Each morning, when the routine of opening his shop was completed, it was the proprietor’s custom to perch on a high stool, behind the counter, unfold his morning paper, and digest the day’s news. As he read he would smirk, frown, reflectively purse his lips, knowingly lift his eyebrows, nod in grave agreement. He read everything, even advice to the lovelorn and the detailed columns of advertisements.

Mr Purcell used to open his shop every morning. Once he opened the shop, his daily routine was to sit on a high stool behind the counter. He sat on a high stool because he was short and wanted to see the customers when they entered the shop. Later he would unfold his morning paper, and digest the day’s news. The term "digest the day's news" implies that he would take necessary time to understand what was given in it, and also, he would read every nook and corner from the newspaper. While he was in the pet shop, he'd have plenty of time to read the newspaper till the customer arrives.

Then the narrator mentioned the different ways and expressions Mr Purcell used to read the newspaper. Usually, a newspaper consists of varying news. So while reading the newspaper, he would show many expressions on his face. As he read the newspaper, he would smirk at times. When he saw some intense arguments or annoying things, he would raise his eyebrows and shown dissatisfaction on his face. Also, he would pursue his lips. The phrase "pursed his lips" refers to the tightening of the lips to make a rounded shape. It was frequently done to show an expression of disapproval. In addition, if he read any serious issue, he would nod his head. These things suggest that Mr Purcell was quite interested in reading the news from the newspaper. He'd react as if things were reported in the newspaper.
Mr Purcell reading newspaper

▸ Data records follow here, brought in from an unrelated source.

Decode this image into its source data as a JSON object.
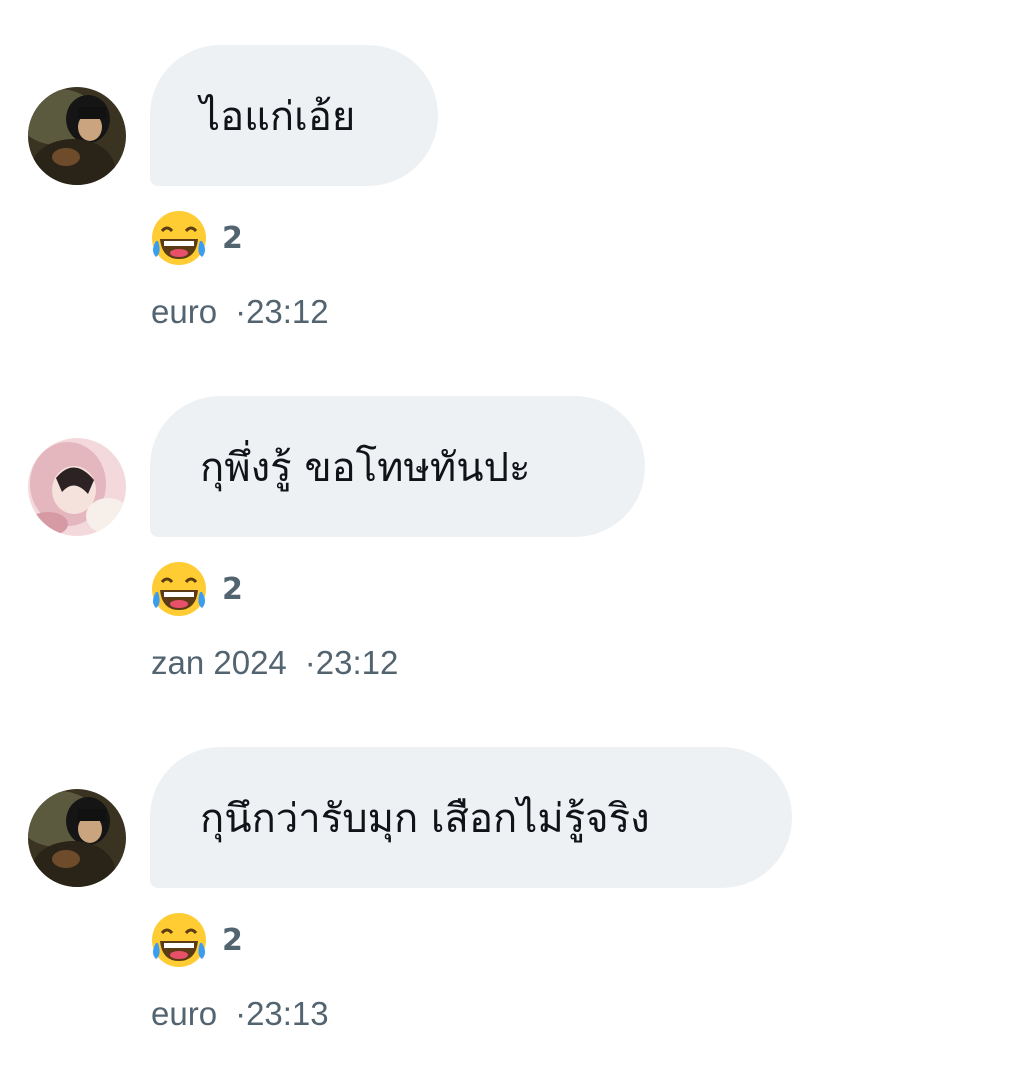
{
  "messages": [
    {
      "avatar": "user-avatar-dark-photo",
      "text": "ไอแก่เอ้ย",
      "reaction": {
        "emoji": "face-with-tears-of-joy-icon",
        "count": "2"
      },
      "sender": "euro",
      "separator": "·",
      "time": "23:12"
    },
    {
      "avatar": "user-avatar-pink-hood-photo",
      "text": "กุพึ่งรู้ ขอโทษทันปะ",
      "reaction": {
        "emoji": "face-with-tears-of-joy-icon",
        "count": "2"
      },
      "sender": "zan 2024",
      "separator": "·",
      "time": "23:12"
    },
    {
      "avatar": "user-avatar-dark-photo",
      "text": "กุนึกว่ารับมุก เสือกไม่รู้จริง",
      "reaction": {
        "emoji": "face-with-tears-of-joy-icon",
        "count": "2"
      },
      "sender": "euro",
      "separator": "·",
      "time": "23:13"
    }
  ],
  "colors": {
    "bubble": "#eef1f3",
    "text": "#101418",
    "meta": "#536471",
    "emoji_face": "#ffcc33",
    "emoji_tears": "#3b9cf0"
  }
}
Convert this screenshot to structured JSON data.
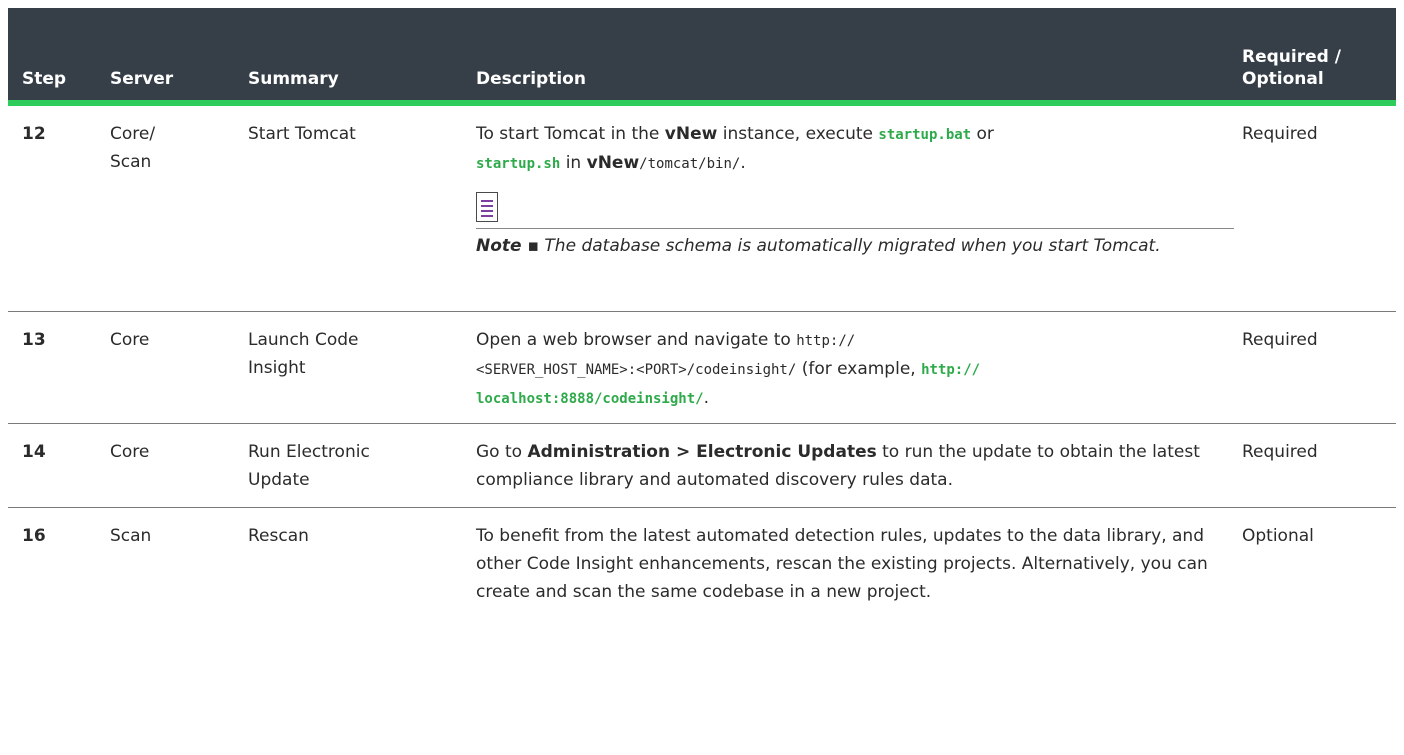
{
  "headers": {
    "step": "Step",
    "server": "Server",
    "summary": "Summary",
    "description": "Description",
    "required_line1": "Required /",
    "required_line2": "Optional"
  },
  "rows": [
    {
      "step": "12",
      "server_line1": "Core/",
      "server_line2": "Scan",
      "summary": "Start Tomcat",
      "desc": {
        "t1": "To start Tomcat in the ",
        "b1": "vNew",
        "t2": " instance, execute ",
        "code1": "startup.bat",
        "t3": " or",
        "code2": "startup.sh",
        "t4": " in ",
        "b2": "vNew",
        "mono1": "/tomcat/bin/",
        "t5": "."
      },
      "note_label": "Note ▪",
      "note_text": " The database schema is automatically migrated when you start Tomcat.",
      "required": "Required"
    },
    {
      "step": "13",
      "server": "Core",
      "summary_line1": "Launch Code",
      "summary_line2": "Insight",
      "desc": {
        "t1": "Open a web browser and navigate to ",
        "mono1": "http://",
        "mono2": "<SERVER_HOST_NAME>:<PORT>/codeinsight/",
        "t2": " (for example, ",
        "code1": "http://",
        "code2": "localhost:8888/codeinsight/",
        "t3": "."
      },
      "required": "Required"
    },
    {
      "step": "14",
      "server": "Core",
      "summary_line1": "Run Electronic",
      "summary_line2": "Update",
      "desc": {
        "t1": "Go to ",
        "b1": "Administration > Electronic Updates",
        "t2": " to run the update to obtain the latest compliance library and automated discovery rules data."
      },
      "required": "Required"
    },
    {
      "step": "16",
      "server": "Scan",
      "summary": "Rescan",
      "desc": {
        "t1": "To benefit from the latest automated detection rules, updates to the data library, and other Code Insight enhancements, rescan the existing projects. Alternatively, you can create and scan the same codebase in a new project."
      },
      "required": "Optional"
    }
  ]
}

, he would read everything, and even he would read the advice given to the lovelorn. The term "lovelorn" referred to a person who felt miserable because someone had stopped loving them. He also used to read the advertisements from the newspaper. People usually read their favourites or most exciting stuff from the newspaper. Some people would skip the newspaper's advertisement section. Mr Purcell, on the other hand, was quite different, and he would read the entire advertisement column. Moreover, he would not leave anything in the newspaper unread. It could be because he was curious about things around him, or else he would have plenty of time to read the newspaper.
Meanings of the difficult words:
Routine A usual or fixed way of doing things
Proprietor A person who owns and usually manages a business
Custom A way of behaving or a belief that has been established for a long time
Perch To sit on or near the edge of something
Digest To read or hear new information and take the necessary time to understand it
SmirkA smile that expresses satisfaction or pleasure about having done something or knowing something that is not known by someone else
FrownTo bring your eyebrows together so that there are lines on your face above your eyes, often while turning the corners of your mouth downwards, showing that you are annoyed, worried, sad, or thinking hard
Purse his lipsTo bring your lips tightly together so that they form a rounded shape, usually as an expression of disapproval
National Council of Educational Research and Training (2007). Supplementary. I Want Something in a Cage - L E Greeve (36-42). Published at the Publication Division by the Secretary, National Council of Educational Research and Training, Sri Aurobindo Marg, New Delhi.